**TASK TO COMPLETE:** Pull each line containing "Final" out of the data and copy it.

**Component data from apps and pages:**

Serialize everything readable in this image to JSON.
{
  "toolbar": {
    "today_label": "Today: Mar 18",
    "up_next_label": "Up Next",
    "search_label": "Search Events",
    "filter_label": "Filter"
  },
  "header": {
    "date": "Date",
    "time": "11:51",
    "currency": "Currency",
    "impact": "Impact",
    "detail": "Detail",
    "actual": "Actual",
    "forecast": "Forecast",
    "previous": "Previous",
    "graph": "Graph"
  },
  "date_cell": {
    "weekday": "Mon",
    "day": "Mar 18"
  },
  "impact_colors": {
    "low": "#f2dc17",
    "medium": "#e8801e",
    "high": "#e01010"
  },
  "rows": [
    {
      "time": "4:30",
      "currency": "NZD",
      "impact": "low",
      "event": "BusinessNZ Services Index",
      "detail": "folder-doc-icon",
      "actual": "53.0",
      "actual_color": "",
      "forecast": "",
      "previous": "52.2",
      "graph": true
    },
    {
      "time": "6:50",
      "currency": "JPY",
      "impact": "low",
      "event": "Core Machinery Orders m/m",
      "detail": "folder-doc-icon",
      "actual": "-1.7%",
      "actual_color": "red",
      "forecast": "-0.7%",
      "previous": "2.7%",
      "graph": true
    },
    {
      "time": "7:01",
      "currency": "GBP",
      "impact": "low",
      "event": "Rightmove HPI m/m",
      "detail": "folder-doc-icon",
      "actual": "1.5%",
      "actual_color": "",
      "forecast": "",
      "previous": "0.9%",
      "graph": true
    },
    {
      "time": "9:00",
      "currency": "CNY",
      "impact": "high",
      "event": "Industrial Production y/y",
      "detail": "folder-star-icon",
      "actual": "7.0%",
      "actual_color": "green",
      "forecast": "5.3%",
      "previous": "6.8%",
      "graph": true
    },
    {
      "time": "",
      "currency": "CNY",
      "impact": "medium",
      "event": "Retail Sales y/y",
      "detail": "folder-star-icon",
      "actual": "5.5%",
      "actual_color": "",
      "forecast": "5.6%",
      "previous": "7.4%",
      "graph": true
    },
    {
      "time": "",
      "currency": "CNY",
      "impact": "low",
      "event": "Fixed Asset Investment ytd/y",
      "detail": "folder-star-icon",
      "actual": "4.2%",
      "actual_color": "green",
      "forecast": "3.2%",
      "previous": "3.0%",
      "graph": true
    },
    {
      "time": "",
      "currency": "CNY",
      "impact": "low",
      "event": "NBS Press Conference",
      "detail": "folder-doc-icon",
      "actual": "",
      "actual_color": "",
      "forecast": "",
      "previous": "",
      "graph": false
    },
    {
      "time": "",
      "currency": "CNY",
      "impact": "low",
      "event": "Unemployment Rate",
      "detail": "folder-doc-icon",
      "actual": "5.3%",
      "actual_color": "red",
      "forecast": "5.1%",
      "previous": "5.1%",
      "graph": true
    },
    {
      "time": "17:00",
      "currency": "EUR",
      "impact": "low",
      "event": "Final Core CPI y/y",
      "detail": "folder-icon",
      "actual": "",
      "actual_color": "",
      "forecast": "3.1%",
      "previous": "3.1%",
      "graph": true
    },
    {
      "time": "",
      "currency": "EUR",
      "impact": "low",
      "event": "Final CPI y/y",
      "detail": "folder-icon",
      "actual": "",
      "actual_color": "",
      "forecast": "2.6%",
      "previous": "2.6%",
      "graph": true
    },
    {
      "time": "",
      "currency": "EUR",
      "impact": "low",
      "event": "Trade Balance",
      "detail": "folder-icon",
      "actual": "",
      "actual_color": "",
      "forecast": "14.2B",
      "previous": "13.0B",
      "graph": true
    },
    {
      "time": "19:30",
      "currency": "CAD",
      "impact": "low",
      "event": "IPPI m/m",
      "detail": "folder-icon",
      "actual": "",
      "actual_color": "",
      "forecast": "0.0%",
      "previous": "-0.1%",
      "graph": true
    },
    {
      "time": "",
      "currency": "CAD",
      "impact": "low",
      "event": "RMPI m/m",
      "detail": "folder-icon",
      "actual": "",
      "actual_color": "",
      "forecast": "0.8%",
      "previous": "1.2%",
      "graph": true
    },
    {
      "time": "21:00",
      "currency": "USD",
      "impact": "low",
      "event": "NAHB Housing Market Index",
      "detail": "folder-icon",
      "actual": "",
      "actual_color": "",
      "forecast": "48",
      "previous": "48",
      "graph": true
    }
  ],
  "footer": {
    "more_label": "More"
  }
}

**YOUR SOLUTION:**
      "event": "Final Core CPI y/y",
      "event": "Final CPI y/y",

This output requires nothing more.